April 6, 2020
Life has temporarily changed for many during this pandemic, and as we adjust our schedules, work environments, and daily activities to keep our communities safe and flatten the curve, we must ensure that our economy can recover and that families are able to provide for their loved ones.
Much of my work in Congress has transitioned online or to phone calls, and I am in daily communication with the Governor’s office, federal officials tasked with handling the COVID-19 outbreak, and local community leaders and healthcare providers. The health and safety of the people of Central Washington are my top priority, and while I applaud and respect the Governor’s “Stay Home, Stay Healthy” order, one glaring discrepancy has become clear.
Governor Inslee’s list of “essential” activities that are permitted to continue throughout our state’s response to the coronavirus outbreak excludes residential construction. The agriculture industry has earned this designation, as farmers and ranchers are working in overdrive to keep food on shelves and tables across the country.
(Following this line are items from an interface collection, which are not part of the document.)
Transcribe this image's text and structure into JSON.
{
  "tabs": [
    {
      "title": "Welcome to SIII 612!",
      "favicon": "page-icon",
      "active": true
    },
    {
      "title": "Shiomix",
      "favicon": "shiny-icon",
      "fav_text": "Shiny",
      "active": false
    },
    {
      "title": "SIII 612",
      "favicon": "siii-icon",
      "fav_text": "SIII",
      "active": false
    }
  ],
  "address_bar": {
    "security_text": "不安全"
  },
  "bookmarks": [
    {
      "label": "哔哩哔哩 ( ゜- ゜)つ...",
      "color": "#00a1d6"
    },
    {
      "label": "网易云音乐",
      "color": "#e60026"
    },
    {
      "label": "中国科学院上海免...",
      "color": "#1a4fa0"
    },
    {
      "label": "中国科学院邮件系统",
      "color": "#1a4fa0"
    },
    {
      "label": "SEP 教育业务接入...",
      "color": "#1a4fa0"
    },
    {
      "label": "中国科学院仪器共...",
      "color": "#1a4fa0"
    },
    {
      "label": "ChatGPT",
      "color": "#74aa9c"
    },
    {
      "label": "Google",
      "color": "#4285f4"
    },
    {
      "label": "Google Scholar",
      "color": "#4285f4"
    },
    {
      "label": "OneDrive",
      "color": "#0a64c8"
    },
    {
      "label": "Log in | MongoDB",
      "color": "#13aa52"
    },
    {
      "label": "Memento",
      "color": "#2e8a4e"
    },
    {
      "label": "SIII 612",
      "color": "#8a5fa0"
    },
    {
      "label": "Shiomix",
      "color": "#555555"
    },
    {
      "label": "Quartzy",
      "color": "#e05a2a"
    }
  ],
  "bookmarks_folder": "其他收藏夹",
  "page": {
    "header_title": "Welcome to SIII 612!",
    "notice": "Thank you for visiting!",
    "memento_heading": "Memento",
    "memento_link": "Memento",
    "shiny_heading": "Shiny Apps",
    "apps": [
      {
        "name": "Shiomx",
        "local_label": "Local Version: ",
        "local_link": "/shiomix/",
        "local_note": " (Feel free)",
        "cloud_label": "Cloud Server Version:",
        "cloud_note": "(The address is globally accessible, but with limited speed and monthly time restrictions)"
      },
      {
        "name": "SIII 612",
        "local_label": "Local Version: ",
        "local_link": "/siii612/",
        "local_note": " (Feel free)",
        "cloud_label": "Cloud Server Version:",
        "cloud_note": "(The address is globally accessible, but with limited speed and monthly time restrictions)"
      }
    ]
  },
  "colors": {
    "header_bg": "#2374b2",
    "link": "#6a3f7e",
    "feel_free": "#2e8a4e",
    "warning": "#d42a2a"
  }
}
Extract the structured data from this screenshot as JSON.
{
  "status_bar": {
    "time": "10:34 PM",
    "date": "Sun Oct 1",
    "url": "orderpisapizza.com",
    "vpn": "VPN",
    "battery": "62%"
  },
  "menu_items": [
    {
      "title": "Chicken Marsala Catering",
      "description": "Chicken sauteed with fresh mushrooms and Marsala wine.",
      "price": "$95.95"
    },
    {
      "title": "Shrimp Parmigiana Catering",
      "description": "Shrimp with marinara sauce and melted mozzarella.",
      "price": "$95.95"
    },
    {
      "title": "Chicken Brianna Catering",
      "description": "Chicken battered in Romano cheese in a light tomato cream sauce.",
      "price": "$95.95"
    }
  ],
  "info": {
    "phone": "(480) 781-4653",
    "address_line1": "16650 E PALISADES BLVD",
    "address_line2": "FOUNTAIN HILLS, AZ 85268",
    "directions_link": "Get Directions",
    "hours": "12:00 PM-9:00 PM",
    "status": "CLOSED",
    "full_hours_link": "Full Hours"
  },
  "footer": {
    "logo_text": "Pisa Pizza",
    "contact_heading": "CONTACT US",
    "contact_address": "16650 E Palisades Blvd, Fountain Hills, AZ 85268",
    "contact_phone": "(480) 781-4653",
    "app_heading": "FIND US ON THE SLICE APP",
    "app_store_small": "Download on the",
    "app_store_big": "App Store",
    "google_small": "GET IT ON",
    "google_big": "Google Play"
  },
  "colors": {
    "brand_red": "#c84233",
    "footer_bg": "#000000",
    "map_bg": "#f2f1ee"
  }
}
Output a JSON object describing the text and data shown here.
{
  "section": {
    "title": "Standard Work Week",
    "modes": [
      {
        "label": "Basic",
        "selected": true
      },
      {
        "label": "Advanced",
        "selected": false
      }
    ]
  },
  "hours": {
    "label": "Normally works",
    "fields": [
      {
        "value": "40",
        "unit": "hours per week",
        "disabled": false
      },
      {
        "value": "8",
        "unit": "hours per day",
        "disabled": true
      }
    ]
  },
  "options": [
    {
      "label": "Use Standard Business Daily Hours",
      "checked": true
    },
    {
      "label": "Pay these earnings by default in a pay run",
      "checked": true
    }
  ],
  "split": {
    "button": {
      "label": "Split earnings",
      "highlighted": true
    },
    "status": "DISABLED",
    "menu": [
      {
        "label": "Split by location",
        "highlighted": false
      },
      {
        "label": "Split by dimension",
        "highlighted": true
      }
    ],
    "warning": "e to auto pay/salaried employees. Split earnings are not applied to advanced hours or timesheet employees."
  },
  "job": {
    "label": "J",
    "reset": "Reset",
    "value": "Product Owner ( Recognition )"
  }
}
Families recognize the essential nature of food production, and at the same time, having a roof over their heads is equally critical. In fact, the majority of states that have issued stay at home orders have deemed residential construction as “essential.”
On April 1, Rep. Cathy McMorris Rodgers and I sent a letter to Governor Inslee urging him to make this critical change – both to keep our state’s economy stable and to allow these contractors and homebuilders to provide for their families while ensuring that our state’s housing affordability and homelessness crisis isn’t exacerbated during this time of crisis.
One family in Yakima currently displaced from their home due to an accidental house fire is now unable to move forward with rebuilding. They are currently living in temporary month-to-month housing without certainty of when or how they will be able to return home.
Families across the state are facing similar challenges, including one family whose home previously burned down in a wildfire. They had been living out-of-state while they attempted to rebuild their lives but returned home to Washington at the start of the pandemic. Now, construction has halted, and they are once again faced with the uncertainty of not knowing when they’ll have a roof over their heads.
These are circumstances beyond their control, and Governor Inslee’s restriction on residential construction is negatively affecting their quality of life. Additionally, the impacts of this industry’s absence are wide-spread. For example, as paper mills seek to ramp up production to fill the seemingly-incessant empty paper product shelves at local grocery stories, they need the wood chips produced by these residential construction projects in order to do so.
Employees of Washington’s construction companies are being put on “standby” and asked to rely on unemployment benefits when there is work they can be doing – safely – to contribute to our economy and provide for their families.
The fact that public construction projects are included on the list of essential activity proves this work can be done safely and in compliance with both federal and state mandates. In fact, the Construction Industry Safety Coalition has developed safety guidelines, currently being used in many other states by residential construction companies, that go beyond the social distancing and sanitation requirements of the Centers for Disease Control and Prevention (CDC) and the Occupational Safety and Health Administration (OSHA). Why should we allow progress to be made on the new NHL arena in Seattle and not on developing housing complexes in Washington’s rural communities?
We should be doing everything we can to stabilize our economy and the availability of housing during this crisis, and including residential construction as an essential activity will help achieve that goal.